Bill Gates uses his leg as a bow to make a futuristic toilet


The Microsoft founder hosted the Reconstructed Toilet Show. His stadium? For the marketing of futuristic toilets that do not need water or sewers.

"Today, rich countries have a sewer system where you import water, put human waste on it and go all the way to a processing plant," Gates told CNN.

"This requires the installation of many pipes. It is very expensive and will not happen in these newer, poorer cities."

According to the WHO, about 2.3 billion people still do not have basic sewerage facilities such as toilets or toilets.

Gates pointed out that the jar in his hand could contain "200 trillion rotaviruses … 20 billion shigella bacteria and 100,000 parasitic worm eggs."

Bill Gates seeks answers to the toilet

The lack of clean hygiene comes at an impressive financial cost – the Gates Foundation estimates $ 223 billion a year in the form of higher health care costs and loss of productivity and wages.

Through the Gates Foundation's "Reinvent the Toilet Challenge", Bill and Melinda Gates donated $ 200 million to groups seeking to develop arid toilets for the last seven years.

To compete against the challenge, toilets had to cost less than 5 minutes a day to work without the need for external current or running water.

The foundation funded scientists to invent toilets that are self-contained – they take human waste, kill dangerous pathogens and convert the resulting material into products of potential commercial value such as clean water, electricity and fertilizer.

Gates chose to sell his stadium to a country that fought with clean drainage. In 2015, Chinese President Xi Jinping called for a national "toilet revolution". China's second-largest economy since 2010, China has made significant improvements in public hygiene, but many rural towns still do not have access to modern toilets.

How can we use technology to help people escape poverty

Gates noted that the production of these toilets is in its early stages and that it will be at least a decade before refurbished toilets reach the masses in the poorest regions.

"The former are still quite expensive. It will take some time to get to the bottom of the market, "said Gates.

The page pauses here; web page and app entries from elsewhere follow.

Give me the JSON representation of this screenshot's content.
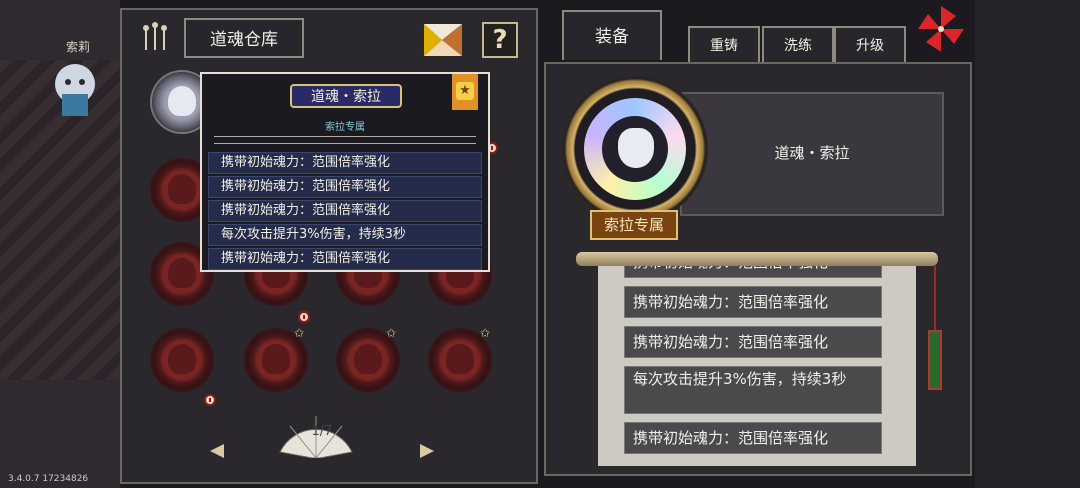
{
  "version": "3.4.0.7 17234826",
  "character_name": "索莉",
  "left_panel": {
    "title": "道魂仓库",
    "help_label": "?",
    "page_indicator": "1/7"
  },
  "tooltip": {
    "name": "道魂・索拉",
    "exclusive_label": "索拉专属",
    "star_glyph": "★",
    "effects": [
      "携带初始魂力：范围倍率强化",
      "携带初始魂力：范围倍率强化",
      "携带初始魂力：范围倍率强化",
      "每次攻击提升3%伤害，持续3秒",
      "携带初始魂力：范围倍率强化"
    ]
  },
  "right_panel": {
    "tabs": {
      "equip": "装备",
      "reforge": "重铸",
      "refine": "洗练",
      "upgrade": "升级"
    },
    "item_name": "道魂・索拉",
    "exclusive_banner": "索拉专属",
    "effects": [
      "携带初始魂力：范围倍率强化",
      "携带初始魂力：范围倍率强化",
      "携带初始魂力：范围倍率强化",
      "每次攻击提升3%伤害，持续3秒",
      "携带初始魂力：范围倍率强化"
    ]
  },
  "colors": {
    "panel_bg": "#2b282d",
    "tooltip_row": "#242c4a",
    "soul_red": "#7a2424",
    "gold": "#d6b26a",
    "pinwheel_red": "#d8262b"
  }
}
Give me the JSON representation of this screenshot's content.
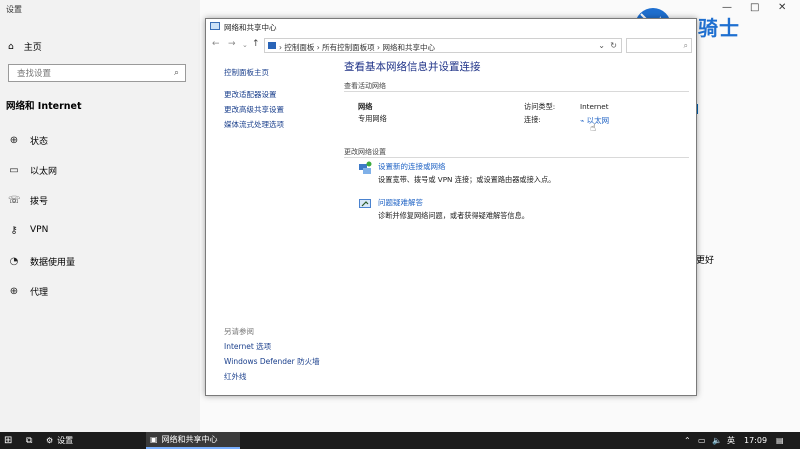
{
  "settings": {
    "window_title": "设置",
    "home_label": "主页",
    "search_placeholder": "查找设置",
    "section_title": "网络和 Internet",
    "items": [
      {
        "label": "状态",
        "icon": "globe-icon"
      },
      {
        "label": "以太网",
        "icon": "ethernet-icon"
      },
      {
        "label": "拨号",
        "icon": "dialup-icon"
      },
      {
        "label": "VPN",
        "icon": "vpn-icon"
      },
      {
        "label": "数据使用量",
        "icon": "data-usage-icon"
      },
      {
        "label": "代理",
        "icon": "proxy-globe-icon"
      }
    ],
    "background_fragment": "更好"
  },
  "logo": {
    "text": "云骑士",
    "color": "#1e6fd0"
  },
  "nsc": {
    "window_title": "网络和共享中心",
    "breadcrumb": [
      "控制面板",
      "所有控制面板项",
      "网络和共享中心"
    ],
    "left_links": [
      "控制面板主页",
      "更改适配器设置",
      "更改高级共享设置",
      "媒体流式处理选项"
    ],
    "see_also_title": "另请参阅",
    "see_also_links": [
      "Internet 选项",
      "Windows Defender 防火墙",
      "红外线"
    ],
    "main_title": "查看基本网络信息并设置连接",
    "active_networks_label": "查看活动网络",
    "network_name": "网络",
    "network_type": "专用网络",
    "access_type_label": "访问类型:",
    "access_type_value": "Internet",
    "connection_label": "连接:",
    "connection_value": "以太网",
    "change_settings_label": "更改网络设置",
    "tasks": [
      {
        "title": "设置新的连接或网络",
        "desc": "设置宽带、拨号或 VPN 连接；或设置路由器或接入点。"
      },
      {
        "title": "问题疑难解答",
        "desc": "诊断并修复网络问题，或者获得疑难解答信息。"
      }
    ]
  },
  "taskbar": {
    "settings_app_label": "设置",
    "nsc_task_label": "网络和共享中心",
    "ime_label": "英",
    "time": "17:09"
  },
  "colors": {
    "accent": "#0063b1",
    "link": "#1e62c4",
    "title_blue": "#1e3287",
    "taskbar": "#1c1c1c"
  }
}
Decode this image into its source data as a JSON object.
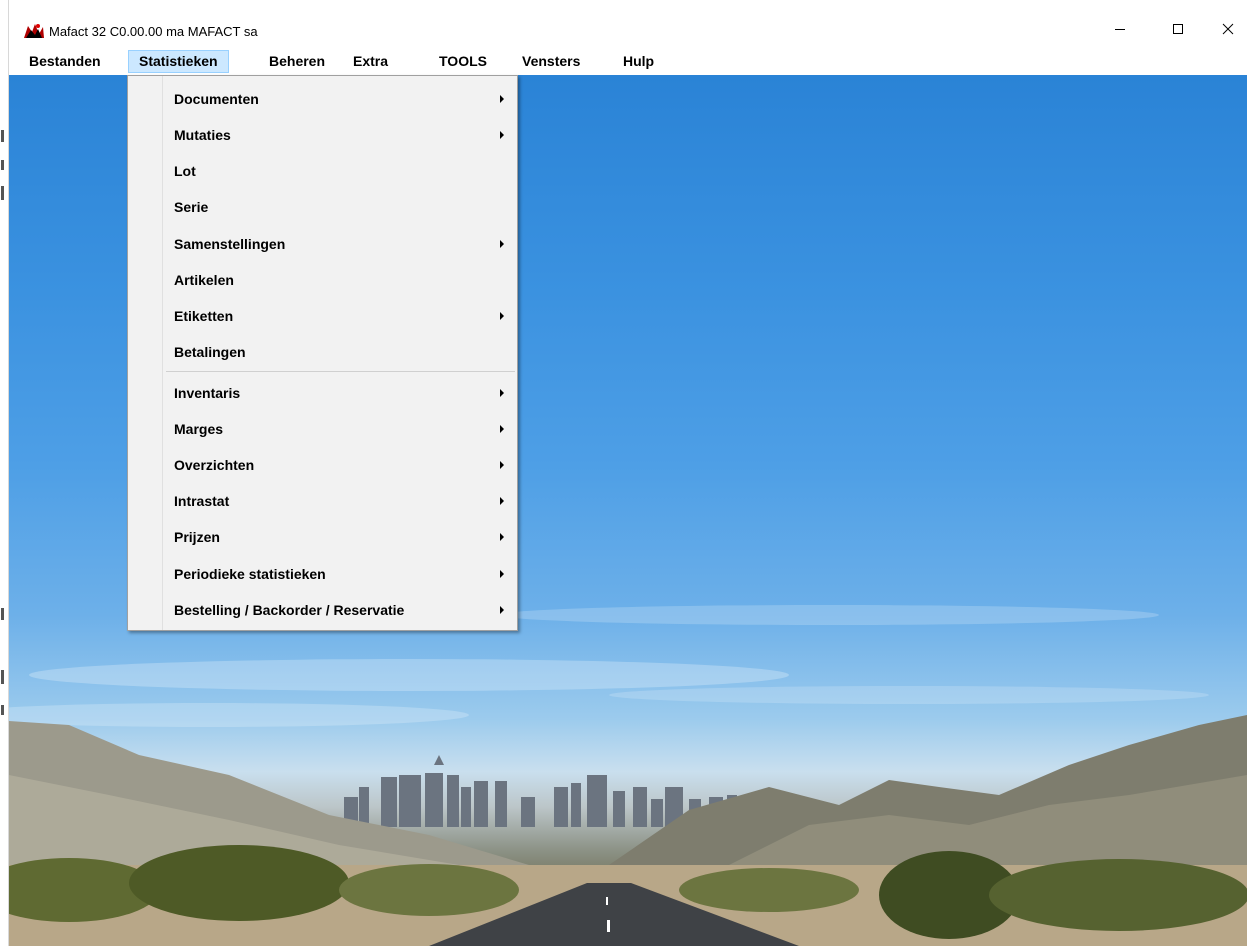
{
  "window": {
    "title": "Mafact 32 C0.00.00  ma MAFACT sa",
    "app_icon": "mafact-logo-icon",
    "controls": {
      "minimize": "minimize-icon",
      "maximize": "maximize-icon",
      "close": "close-icon"
    }
  },
  "menubar": {
    "items": [
      {
        "label": "Bestanden"
      },
      {
        "label": "Statistieken",
        "open": true
      },
      {
        "label": "Beheren"
      },
      {
        "label": "Extra"
      },
      {
        "label": "TOOLS"
      },
      {
        "label": "Vensters"
      },
      {
        "label": "Hulp"
      }
    ]
  },
  "dropdown": {
    "menu": "Statistieken",
    "items": [
      {
        "label": "Documenten",
        "submenu": true
      },
      {
        "label": "Mutaties",
        "submenu": true
      },
      {
        "label": "Lot",
        "submenu": false
      },
      {
        "label": "Serie",
        "submenu": false
      },
      {
        "label": "Samenstellingen",
        "submenu": true
      },
      {
        "label": "Artikelen",
        "submenu": false
      },
      {
        "label": "Etiketten",
        "submenu": true
      },
      {
        "label": "Betalingen",
        "submenu": false
      },
      {
        "label": "Inventaris",
        "submenu": true
      },
      {
        "label": "Marges",
        "submenu": true
      },
      {
        "label": "Overzichten",
        "submenu": true
      },
      {
        "label": "Intrastat",
        "submenu": true
      },
      {
        "label": "Prijzen",
        "submenu": true
      },
      {
        "label": "Periodieke statistieken",
        "submenu": true
      },
      {
        "label": "Bestelling / Backorder / Reservatie",
        "submenu": true
      }
    ]
  },
  "colors": {
    "menu_highlight": "#cce8ff",
    "menu_highlight_border": "#99d1ff",
    "dropdown_bg": "#f2f2f2",
    "sky_top": "#2a83d6"
  }
}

"But this is what we start and we have a lot of enthusiasm here that it can be built enough to cover Africa, something that will not happen without this discovery."